“We appeared on tv as a kind of protest against doctors who are still saying that no one should talk about this. We showed them that we can tell 900,000 people about it, and nothing bad happened to us. In fact, we had nothing but positive reactions.”
“Our results indicate that individuals who have had clitoral surgery are more likely than those who have not to report a complete failure to achieve orgasm and higher rates of non-sensuality—in particular, a lack of enjoyment in being caressed and in caressing their partner’s body.”
“Our findings suggest that adult sexual function could be compromised by feminising clitoral surgery. Infants and young children are powerless to oppose any procedures, so genital surgery for them is not just a medical issue but also a moral one. Debate over ethics with interested parties should be encouraged and clinicians should advance the debate and help individuals and families to make the best possible decisions by producing reliable information. Many surgeons will undoubtedly feel justified in doubting the findings of this study, and will fall back on the traditional response of claiming that current techniques are more advanced than the surgical procedures we assessed. Although surgery has advanced in many ways, this is not a valid reason for complacency. In this study surgery was done 8-40 years ago, and most individuals had undergone clitorectomy. Of the three sexually active participants who had undergone the newer technique of nerve-sparing clitoral reduction, however, two had the worst possible score for orgasm difficulties(orgasm subscale score of 9).”
Berenbaum: Management of Children With Intersex Conditions: Psychological and Methodological Perspectives
“Rearing children as intersex is not advocated by health professionals or activist organizations (including ISNA).” Thank you, Sheri!

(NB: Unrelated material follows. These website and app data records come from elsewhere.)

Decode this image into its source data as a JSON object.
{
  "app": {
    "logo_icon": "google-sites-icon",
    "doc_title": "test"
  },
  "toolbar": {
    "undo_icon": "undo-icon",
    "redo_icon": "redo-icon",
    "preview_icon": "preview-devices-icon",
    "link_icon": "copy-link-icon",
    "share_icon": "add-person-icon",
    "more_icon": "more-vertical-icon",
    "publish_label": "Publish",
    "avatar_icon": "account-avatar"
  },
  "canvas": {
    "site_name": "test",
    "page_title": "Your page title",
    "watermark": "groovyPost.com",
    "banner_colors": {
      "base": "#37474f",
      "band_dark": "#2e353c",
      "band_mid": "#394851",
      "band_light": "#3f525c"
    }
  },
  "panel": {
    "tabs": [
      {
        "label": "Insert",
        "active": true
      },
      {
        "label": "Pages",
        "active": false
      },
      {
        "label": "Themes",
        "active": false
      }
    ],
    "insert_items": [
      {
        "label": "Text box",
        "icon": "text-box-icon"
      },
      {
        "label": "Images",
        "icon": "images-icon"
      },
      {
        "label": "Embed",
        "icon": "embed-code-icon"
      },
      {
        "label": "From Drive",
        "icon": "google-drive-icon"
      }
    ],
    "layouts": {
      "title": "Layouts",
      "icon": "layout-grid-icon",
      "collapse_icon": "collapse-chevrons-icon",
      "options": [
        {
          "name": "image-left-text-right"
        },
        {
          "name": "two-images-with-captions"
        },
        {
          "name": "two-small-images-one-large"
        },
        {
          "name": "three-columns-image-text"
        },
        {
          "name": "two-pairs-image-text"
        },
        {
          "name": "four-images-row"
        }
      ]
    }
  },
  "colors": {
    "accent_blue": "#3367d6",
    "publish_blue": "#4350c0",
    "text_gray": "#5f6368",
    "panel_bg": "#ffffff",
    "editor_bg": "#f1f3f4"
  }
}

“The lack of systematic outcome data makes decisions about genital surgery very difficult. There are insufficient data regarding the functional consequences of genital surgery, but there are also insufficient data regarding the effects on a child of living with atypical genitalia. It is likely that the effects of both genital surgery and genital appearance are not the same for all individuals. Perceptions of and responses to the situation may be more important than its objective nature, and psychological support may help families develop coping strategies to foster mental health. It is important to remember that decisions should be made in the best interests of the child and not the parents.”
Hester, J. David. 2004. Intersex(es) and alternative strategies of healing. Ethik in der Medizin 16:48-67.
———. 2004. Intersex(es) and informed consent: how physicians' rhetoric constrains choice. Theoretical Medicine 25:21-49.
———. 2003. Rhetoric of the medical management of intersexed children. Genders 38. Available from http://www.genders.org/g38/g38_hester.html.
The Intersex Society of North America (ISNA) is the premier resource for people seeking information and advice about atypical reproductive anatomies and disorders of sex development (DSDs). Since our founding in 1993, we have been offering policy advice, positive advocacy, and caring support for individuals and families dealing with DSDs. You can also obtain our more extensive Handbook for Parents by visiting www.dsdguidelines.org.
The following are questions we suggest you ask your child’s medical care providers. We also suggest you take and keep careful notes so that you keep track of your child’s medical history and all your options
Another special issue on intersex. See table of contents at the BJU International (British Journal of Urology).
Most anguished title award goes to "How to make the least bad choice in children with ambiguous genitalia", by P.D.E. Mouriquand.
The medical profession has traditionally viewed an intersex birth as a "social emergency," pushing to assign a child's sex immediately and perform corrective surgery as soon as possible, says Celia Kaye, a professor of pediatrics at the University of Texas Health Science Center at San Antonio. Doctors want to avoid traumatizing parents and help the child grow up normally, without confusion or ridicule, she says.
Read the complete article at the Sacramento Bee.
In 2004 ISNA’s energies are focused on reforming U.S. medical education with regard to intersex.